(Beginning of TASK DATA)

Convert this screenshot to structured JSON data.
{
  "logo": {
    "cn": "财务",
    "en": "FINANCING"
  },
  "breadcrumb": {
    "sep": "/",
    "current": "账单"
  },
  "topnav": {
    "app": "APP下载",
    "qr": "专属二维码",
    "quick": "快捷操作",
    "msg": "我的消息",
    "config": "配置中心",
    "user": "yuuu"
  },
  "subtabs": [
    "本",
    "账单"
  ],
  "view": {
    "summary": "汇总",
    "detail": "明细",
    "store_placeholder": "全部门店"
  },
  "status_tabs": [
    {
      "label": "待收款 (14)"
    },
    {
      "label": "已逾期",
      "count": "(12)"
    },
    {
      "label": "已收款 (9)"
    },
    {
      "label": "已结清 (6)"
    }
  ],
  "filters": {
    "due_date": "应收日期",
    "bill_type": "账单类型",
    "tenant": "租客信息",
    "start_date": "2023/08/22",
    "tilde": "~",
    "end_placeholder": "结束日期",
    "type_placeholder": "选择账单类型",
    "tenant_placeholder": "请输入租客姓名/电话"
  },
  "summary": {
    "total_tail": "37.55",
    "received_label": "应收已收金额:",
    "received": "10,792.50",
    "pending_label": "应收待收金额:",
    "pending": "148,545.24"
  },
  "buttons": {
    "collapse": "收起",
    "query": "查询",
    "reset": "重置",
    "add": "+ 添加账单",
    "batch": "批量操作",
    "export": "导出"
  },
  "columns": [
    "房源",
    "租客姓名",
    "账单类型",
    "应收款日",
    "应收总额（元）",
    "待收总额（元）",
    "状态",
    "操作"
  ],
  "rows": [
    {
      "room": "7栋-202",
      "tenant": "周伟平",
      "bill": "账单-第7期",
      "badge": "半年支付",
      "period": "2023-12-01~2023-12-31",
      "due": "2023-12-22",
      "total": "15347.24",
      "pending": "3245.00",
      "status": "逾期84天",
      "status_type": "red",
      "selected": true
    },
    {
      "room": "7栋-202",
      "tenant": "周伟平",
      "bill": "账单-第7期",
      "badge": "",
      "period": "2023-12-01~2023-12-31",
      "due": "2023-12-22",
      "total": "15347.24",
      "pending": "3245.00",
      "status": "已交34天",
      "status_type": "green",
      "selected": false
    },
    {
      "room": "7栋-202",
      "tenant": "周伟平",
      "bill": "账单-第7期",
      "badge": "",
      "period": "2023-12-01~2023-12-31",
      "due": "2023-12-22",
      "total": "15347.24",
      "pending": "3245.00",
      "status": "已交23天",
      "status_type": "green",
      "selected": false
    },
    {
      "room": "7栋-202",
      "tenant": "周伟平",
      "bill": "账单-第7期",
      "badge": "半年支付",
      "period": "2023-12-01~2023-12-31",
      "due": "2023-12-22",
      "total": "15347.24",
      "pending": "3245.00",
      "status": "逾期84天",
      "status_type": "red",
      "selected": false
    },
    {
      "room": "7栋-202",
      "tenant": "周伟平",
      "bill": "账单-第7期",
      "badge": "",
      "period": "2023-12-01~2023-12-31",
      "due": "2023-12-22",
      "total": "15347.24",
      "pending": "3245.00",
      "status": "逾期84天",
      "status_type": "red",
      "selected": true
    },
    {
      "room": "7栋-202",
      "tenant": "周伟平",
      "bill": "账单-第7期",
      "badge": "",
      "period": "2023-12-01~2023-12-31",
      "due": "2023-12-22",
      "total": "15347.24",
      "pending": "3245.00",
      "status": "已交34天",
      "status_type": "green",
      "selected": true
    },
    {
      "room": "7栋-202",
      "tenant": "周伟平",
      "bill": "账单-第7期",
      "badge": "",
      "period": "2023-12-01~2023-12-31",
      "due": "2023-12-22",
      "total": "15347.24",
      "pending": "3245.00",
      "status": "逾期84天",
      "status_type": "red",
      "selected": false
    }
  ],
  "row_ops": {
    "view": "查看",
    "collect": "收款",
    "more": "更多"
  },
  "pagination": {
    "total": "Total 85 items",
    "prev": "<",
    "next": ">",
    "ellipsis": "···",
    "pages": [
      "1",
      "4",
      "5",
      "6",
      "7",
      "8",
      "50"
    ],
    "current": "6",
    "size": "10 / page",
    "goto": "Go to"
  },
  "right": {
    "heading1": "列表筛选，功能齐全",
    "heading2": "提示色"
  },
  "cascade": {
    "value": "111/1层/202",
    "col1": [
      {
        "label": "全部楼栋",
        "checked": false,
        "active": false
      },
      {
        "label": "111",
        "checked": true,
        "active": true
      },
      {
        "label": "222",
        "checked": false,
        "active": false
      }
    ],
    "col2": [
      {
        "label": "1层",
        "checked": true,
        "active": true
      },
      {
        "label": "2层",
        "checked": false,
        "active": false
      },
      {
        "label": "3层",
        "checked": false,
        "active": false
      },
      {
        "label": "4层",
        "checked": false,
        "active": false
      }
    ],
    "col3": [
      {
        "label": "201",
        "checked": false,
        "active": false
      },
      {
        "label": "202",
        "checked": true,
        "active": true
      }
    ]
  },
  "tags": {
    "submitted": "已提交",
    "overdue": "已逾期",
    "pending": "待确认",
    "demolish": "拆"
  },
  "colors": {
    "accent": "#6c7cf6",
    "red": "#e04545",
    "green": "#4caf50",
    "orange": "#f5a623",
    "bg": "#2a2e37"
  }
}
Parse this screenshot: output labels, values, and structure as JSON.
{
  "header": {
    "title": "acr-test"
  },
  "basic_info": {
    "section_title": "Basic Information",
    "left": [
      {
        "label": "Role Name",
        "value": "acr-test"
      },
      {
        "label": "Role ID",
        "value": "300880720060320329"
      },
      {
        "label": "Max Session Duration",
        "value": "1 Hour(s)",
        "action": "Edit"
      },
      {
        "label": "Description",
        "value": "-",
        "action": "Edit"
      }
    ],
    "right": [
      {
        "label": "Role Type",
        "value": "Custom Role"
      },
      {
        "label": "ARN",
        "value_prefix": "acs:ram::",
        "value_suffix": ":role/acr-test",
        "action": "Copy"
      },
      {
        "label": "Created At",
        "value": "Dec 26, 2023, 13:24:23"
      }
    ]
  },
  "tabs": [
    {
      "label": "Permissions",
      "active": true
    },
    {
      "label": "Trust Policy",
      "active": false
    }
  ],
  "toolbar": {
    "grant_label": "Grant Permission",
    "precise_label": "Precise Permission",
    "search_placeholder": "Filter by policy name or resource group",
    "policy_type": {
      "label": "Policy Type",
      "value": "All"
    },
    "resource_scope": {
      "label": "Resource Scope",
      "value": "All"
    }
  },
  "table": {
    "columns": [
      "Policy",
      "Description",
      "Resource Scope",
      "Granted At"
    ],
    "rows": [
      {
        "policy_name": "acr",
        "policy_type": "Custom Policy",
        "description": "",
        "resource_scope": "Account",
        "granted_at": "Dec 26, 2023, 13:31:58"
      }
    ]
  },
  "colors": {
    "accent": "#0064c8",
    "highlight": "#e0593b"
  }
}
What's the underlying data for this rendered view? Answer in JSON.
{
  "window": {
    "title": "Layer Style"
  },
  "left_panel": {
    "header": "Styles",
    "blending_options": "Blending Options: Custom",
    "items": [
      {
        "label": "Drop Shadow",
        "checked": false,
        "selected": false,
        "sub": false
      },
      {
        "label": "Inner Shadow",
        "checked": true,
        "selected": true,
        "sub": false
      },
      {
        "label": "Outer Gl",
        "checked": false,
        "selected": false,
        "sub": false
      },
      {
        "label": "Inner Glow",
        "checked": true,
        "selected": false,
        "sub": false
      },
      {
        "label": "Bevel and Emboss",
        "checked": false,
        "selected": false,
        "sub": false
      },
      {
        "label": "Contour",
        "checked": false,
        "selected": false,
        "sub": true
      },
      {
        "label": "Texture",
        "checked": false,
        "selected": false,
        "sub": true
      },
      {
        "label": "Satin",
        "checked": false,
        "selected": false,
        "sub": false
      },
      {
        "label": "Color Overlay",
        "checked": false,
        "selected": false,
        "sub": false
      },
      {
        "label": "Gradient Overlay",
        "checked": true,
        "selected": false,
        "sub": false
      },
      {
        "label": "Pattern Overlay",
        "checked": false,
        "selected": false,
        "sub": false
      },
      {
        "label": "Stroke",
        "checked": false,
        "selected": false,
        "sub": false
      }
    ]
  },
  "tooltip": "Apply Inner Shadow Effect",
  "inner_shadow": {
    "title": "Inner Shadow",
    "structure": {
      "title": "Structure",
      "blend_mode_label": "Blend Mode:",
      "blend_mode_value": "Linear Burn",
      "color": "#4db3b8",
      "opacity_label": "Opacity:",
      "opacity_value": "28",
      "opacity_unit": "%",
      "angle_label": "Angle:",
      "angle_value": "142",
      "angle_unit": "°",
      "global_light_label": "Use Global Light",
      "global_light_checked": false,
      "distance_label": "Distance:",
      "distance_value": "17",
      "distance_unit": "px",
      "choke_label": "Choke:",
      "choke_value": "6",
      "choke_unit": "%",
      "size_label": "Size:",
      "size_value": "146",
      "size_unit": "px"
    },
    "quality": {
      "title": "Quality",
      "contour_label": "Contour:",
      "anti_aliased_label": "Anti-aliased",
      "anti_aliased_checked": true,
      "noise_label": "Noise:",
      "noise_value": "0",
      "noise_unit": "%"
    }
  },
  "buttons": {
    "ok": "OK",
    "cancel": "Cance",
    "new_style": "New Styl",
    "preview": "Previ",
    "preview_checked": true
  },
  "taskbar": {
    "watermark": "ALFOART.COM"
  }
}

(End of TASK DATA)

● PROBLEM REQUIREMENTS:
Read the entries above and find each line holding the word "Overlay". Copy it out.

● OUTPUT OF THE TASK:
        "label": "Color Overlay",
        "label": "Gradient Overlay",
        "label": "Pattern Overlay",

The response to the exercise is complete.